WHAT IS BEING ASKED:
If a line in the material below has the word "name", copy it.

──────────

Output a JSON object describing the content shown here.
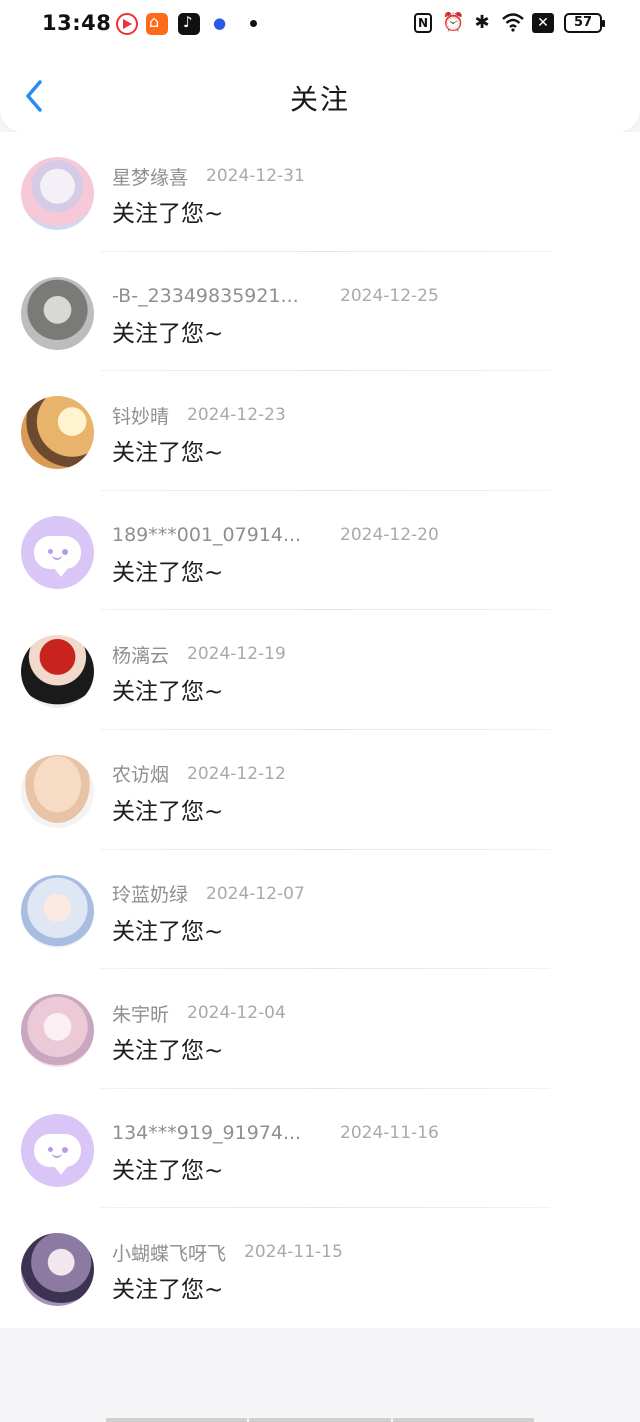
{
  "status_bar": {
    "time": "13:48",
    "app_icons": [
      "video-app-icon",
      "kuaishou-icon",
      "douyin-icon",
      "baidu-icon"
    ],
    "system_icons": [
      "nfc-icon",
      "alarm-icon",
      "bluetooth-icon",
      "wifi-icon",
      "x-box-icon"
    ],
    "battery": "57"
  },
  "header": {
    "title": "关注",
    "back_icon": "chevron-left-icon",
    "accent": "#2a8cf0"
  },
  "notifications": [
    {
      "name": "星梦缘喜",
      "date": "2024-12-31",
      "message": "关注了您~",
      "avatar": "photo"
    },
    {
      "name": "-B-_23349835921...",
      "date": "2024-12-25",
      "message": "关注了您~",
      "avatar": "photo"
    },
    {
      "name": "钭妙晴",
      "date": "2024-12-23",
      "message": "关注了您~",
      "avatar": "photo"
    },
    {
      "name": "189***001_07914...",
      "date": "2024-12-20",
      "message": "关注了您~",
      "avatar": "default"
    },
    {
      "name": "杨漓云",
      "date": "2024-12-19",
      "message": "关注了您~",
      "avatar": "photo"
    },
    {
      "name": "农访烟",
      "date": "2024-12-12",
      "message": "关注了您~",
      "avatar": "photo"
    },
    {
      "name": "玲蓝奶绿",
      "date": "2024-12-07",
      "message": "关注了您~",
      "avatar": "photo"
    },
    {
      "name": "朱宇昕",
      "date": "2024-12-04",
      "message": "关注了您~",
      "avatar": "photo"
    },
    {
      "name": "134***919_91974...",
      "date": "2024-11-16",
      "message": "关注了您~",
      "avatar": "default"
    },
    {
      "name": "小蝴蝶飞呀飞",
      "date": "2024-11-15",
      "message": "关注了您~",
      "avatar": "photo"
    }
  ]
}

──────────

RESULT OF THIS TASK:
      "name": "星梦缘喜",
      "name": "-B-_23349835921...",
      "name": "钭妙晴",
      "name": "189***001_07914...",
      "name": "杨漓云",
      "name": "农访烟",
      "name": "玲蓝奶绿",
      "name": "朱宇昕",
      "name": "134***919_91974...",
      "name": "小蝴蝶飞呀飞",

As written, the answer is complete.